  2. The Connected Device. If the FAST service is used via a CTV or device that the service does not own/operate, the manufacturer (for example, Roku or Amazon) takes a proportion of the ad inventory to sell themselves in exchange for allowing the app to be available on their platform/device.
  3. The Third-Party FAST network. These networks have either an ad-share split or a revenue split with the service they are served on, but newer negotiations are reportedly tending toward revenue splits.

However, the majority of FAST viewing is done via CTVs or devices connected to TVs. For example, Pluto’s main source of viewing is via the aforementioned platforms and there’s little to say that this differs for other services, like Roku and Xumo. Viewing via a connected TV or device is appealing to advertisers because it is both measurable and targetable on a 1:1 basis, something currently out of reach for traditional TV. And this helps to provide room for dynamically inserted, or addressable ads, which carry a higher advertising CPM than regular ads do. 

To quote another reliable source, in an interview with, Xumo CEO, Colin Petrie-Norris, highlighted the benefits of offering addressable ads by saying, “instead of buying against traditional shows or dayparts, OTT ads can be purchased to match demographic or lifestyle traits. Data can be collected about which shows viewers watch, when they watch them, and the amount of time they watch them.” With higher revenues on the line, the current con of advertising via FAST is the lack of transparency around audience measurement, as well as the lack of standardization.

All in all, FAST is relatively new and evolving every day.
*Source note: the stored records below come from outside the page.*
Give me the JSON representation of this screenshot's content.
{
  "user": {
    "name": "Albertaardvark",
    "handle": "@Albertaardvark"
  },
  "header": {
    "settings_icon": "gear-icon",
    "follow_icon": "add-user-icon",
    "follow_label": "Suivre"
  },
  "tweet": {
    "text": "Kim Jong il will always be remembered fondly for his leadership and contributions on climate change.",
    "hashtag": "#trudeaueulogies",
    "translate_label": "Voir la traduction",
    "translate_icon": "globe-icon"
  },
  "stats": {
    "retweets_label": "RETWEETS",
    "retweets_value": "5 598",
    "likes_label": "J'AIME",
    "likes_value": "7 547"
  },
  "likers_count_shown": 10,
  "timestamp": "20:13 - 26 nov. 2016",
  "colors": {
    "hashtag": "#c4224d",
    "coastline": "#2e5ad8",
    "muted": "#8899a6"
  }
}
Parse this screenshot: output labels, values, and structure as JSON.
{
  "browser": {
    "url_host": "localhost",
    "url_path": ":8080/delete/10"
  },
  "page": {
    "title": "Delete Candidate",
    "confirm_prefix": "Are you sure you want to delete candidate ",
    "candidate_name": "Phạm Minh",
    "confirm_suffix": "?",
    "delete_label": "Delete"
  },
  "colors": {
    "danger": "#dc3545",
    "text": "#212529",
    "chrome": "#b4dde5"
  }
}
But, it is certainly a service that should be heavily watched with positive anticipation, especially for advertisers. Let’s see where this goes!